Print all entries below exactly as they appear.

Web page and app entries
# # #
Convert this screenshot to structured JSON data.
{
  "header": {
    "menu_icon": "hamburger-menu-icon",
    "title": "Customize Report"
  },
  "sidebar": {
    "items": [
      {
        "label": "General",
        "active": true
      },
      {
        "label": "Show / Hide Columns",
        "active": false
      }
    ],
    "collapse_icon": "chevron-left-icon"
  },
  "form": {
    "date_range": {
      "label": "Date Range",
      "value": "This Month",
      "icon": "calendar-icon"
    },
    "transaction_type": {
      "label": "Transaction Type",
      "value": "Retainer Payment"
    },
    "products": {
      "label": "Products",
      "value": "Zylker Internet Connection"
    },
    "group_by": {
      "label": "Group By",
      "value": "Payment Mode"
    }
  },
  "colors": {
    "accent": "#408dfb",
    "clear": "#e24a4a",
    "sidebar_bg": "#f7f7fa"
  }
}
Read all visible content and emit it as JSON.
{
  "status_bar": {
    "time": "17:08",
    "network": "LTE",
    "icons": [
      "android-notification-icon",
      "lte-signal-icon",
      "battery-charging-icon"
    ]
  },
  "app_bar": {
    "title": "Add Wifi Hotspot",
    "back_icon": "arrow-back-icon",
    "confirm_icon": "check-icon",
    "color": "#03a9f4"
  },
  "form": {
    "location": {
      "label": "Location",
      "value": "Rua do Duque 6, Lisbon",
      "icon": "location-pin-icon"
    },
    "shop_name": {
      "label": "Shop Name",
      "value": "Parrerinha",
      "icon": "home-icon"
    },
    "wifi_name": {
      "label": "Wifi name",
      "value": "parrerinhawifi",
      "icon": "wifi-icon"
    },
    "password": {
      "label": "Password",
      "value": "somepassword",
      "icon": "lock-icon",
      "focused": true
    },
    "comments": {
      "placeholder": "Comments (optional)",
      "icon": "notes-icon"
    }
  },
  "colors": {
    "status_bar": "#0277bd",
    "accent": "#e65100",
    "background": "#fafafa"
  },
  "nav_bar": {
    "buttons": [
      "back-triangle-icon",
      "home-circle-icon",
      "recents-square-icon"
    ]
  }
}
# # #
#### Written answer:
Convert this screenshot to structured JSON data.
{
  "header": {
    "menu_icon": "hamburger-menu-icon",
    "title": "Customize Report"
  },
  "sidebar": {
    "items": [
      {
        "label": "General",
        "active": true
      },
      {
        "label": "Show / Hide Columns",
        "active": false
      }
    ],
    "collapse_icon": "chevron-left-icon"
  },
  "form": {
    "date_range": {
      "label": "Date Range",
      "value": "This Month",
      "icon": "calendar-icon"
    },
    "transaction_type": {
      "label": "Transaction Type",
      "value": "Retainer Payment"
    },
    "products": {
      "label": "Products",
      "value": "Zylker Internet Connection"
    },
    "group_by": {
      "label": "Group By",
      "value": "Payment Mode"
    }
  },
  "colors": {
    "accent": "#408dfb",
    "clear": "#e24a4a",
    "sidebar_bg": "#f7f7fa"
  }
}
Read all visible content and emit it as JSON.
{
  "status_bar": {
    "time": "17:08",
    "network": "LTE",
    "icons": [
      "android-notification-icon",
      "lte-signal-icon",
      "battery-charging-icon"
    ]
  },
  "app_bar": {
    "title": "Add Wifi Hotspot",
    "back_icon": "arrow-back-icon",
    "confirm_icon": "check-icon",
    "color": "#03a9f4"
  },
  "form": {
    "location": {
      "label": "Location",
      "value": "Rua do Duque 6, Lisbon",
      "icon": "location-pin-icon"
    },
    "shop_name": {
      "label": "Shop Name",
      "value": "Parrerinha",
      "icon": "home-icon"
    },
    "wifi_name": {
      "label": "Wifi name",
      "value": "parrerinhawifi",
      "icon": "wifi-icon"
    },
    "password": {
      "label": "Password",
      "value": "somepassword",
      "icon": "lock-icon",
      "focused": true
    },
    "comments": {
      "placeholder": "Comments (optional)",
      "icon": "notes-icon"
    }
  },
  "colors": {
    "status_bar": "#0277bd",
    "accent": "#e65100",
    "background": "#fafafa"
  },
  "nav_bar": {
    "buttons": [
      "back-triangle-icon",
      "home-circle-icon",
      "recents-square-icon"
    ]
  }
}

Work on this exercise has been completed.